The frequency of alcohol dependence and comorbid nicotine and cocaine dependence is consistent with the study design and ascertainment protocols for each study (). Rs1229984 is strongly associated with alcohol dependence in each dataset (). See Supplementary Table 1
for results for the full models. In the meta-analysis across the three adult studies, which included 2298 alcohol dependent cases and 3334 non-dependent controls, the allele encoding His48 is significantly associated with reduced risk for alcohol dependence, with an odds ratio of 0.34 (95% CI 0.24, 0.48) and p value = 6.6 × 10−10
. The magnitude of effect is similar in both European American and African American populations. Analyses were repeated using principal components to ensure that the association is not an artifact of population stratification, and results are essentially unchanged (Supplementary Table 2
). The findings are robust, not only with respect to ethnicity, but also with major covariates (age, sex, nicotine and cocaine dependence), as removing or limiting covariates did not markedly affect the results (Supplementary Tables 3 and 4

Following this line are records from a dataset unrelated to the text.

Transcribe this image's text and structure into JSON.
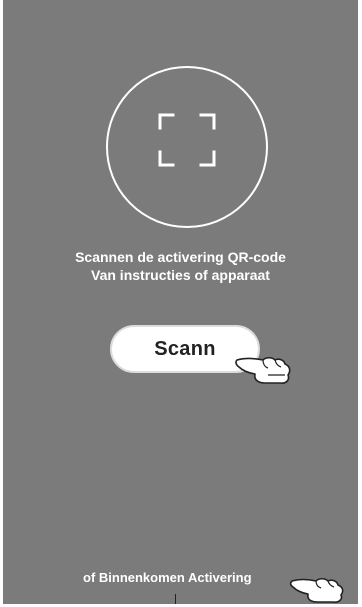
{
  "scan": {
    "instruction_line1": "Scannen de activering QR-code",
    "instruction_line2": "Van instructies of apparaat",
    "button_label": "Scann"
  },
  "manual": {
    "link_text": "of Binnenkomen Activering"
  },
  "colors": {
    "screen_background": "#7b7b7b",
    "foreground": "#ffffff"
  },
  "icons": {
    "scan_icon": "qr-scan-frame",
    "pointer_icon": "pointing-hand"
  }
}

). These results are consistent with the recent meta-analysis of Asian populations (47 studies, AG (Arg/His) and AA (His/His) versus GG (Arg/Arg), OR=0.24 (95% CI 0.19, 0.31), p value=2 × 10−31
Association of rs1229984 with DSM-IV alcohol dependence and maximum drinks consumed in a 24-hour period.
These results are further supported by analyses of an independent sample of adolescents and young adults (aged 12–25 years) of European descent. Using survival analysis, the His48 allele is associated with a 0.51 reduced hazard of developing alcohol dependence (N=2039; Hazard Ratio=0.51 (95% CI 0.30, 0.88) and p value = 0.015).
The His48 allele is also associated with lower alcohol consumption as measured by the subjects’ lifetime maximum alcohol consumption in a 24-hour period (β = −0.28 (95% CI −0.35, − 0.20), p value = 3.24 × 10−13
) (). A similar association is seen in both European American and African American subjects. These findings are consistent with, but exceed in magnitude, those from a prior report of association between His48 and maximum drinks consumed in a 24-hour period22
These results provide strong evidence that the His48 allele in β-ADH is strongly associated with a reduced likelihood of a lifetime diagnosis of alcohol dependence and a lower maximum number of drinks consumed in a 24-hour period in individuals of both European and African ancestry. The effect of this association is seen early in the course of illness and predicts the development of alcohol dependence in adolescents and young adults who are at the beginning of their drinking career. The direction of these effects is similar to that found in Asians, among whom the allele frequency is much higher.
Because rs1229984 is not on most GWAS arrays, is relatively uncommon (< 5% minor allele frequency) in populations of European and African descent, and the accuracy of imputation is poor, the association with alcohol dependence has not been detected in several recent genome-wide association studies11, 23–24
, including studies in which these subjects were included in this sample11, 24
. For example, this SNP was imputed from the GWAS data using BEAGLE25
. Though over 98% of the genotyped GG samples are correctly assigned, only 68% of the AG heterozygote and AA homozygote genotypes are accurately imputed. As a result, testing this association required direct genotyping of this SNP.
Although the population attributable risk of His48 differs because of the varying allele frequencies, at an individual level the effect of this ADH1B variant on amount of alcohol consumed and on the risk of developing alcohol dependence is the same regardless of ancestry. This polymorphism is an exception to the generally small effect sizes associated with other variants that affect complex traits including alcohol dependence; rs1229984 has a substantial effect on risk of developing alcohol dependency, reducing it by two-thirds.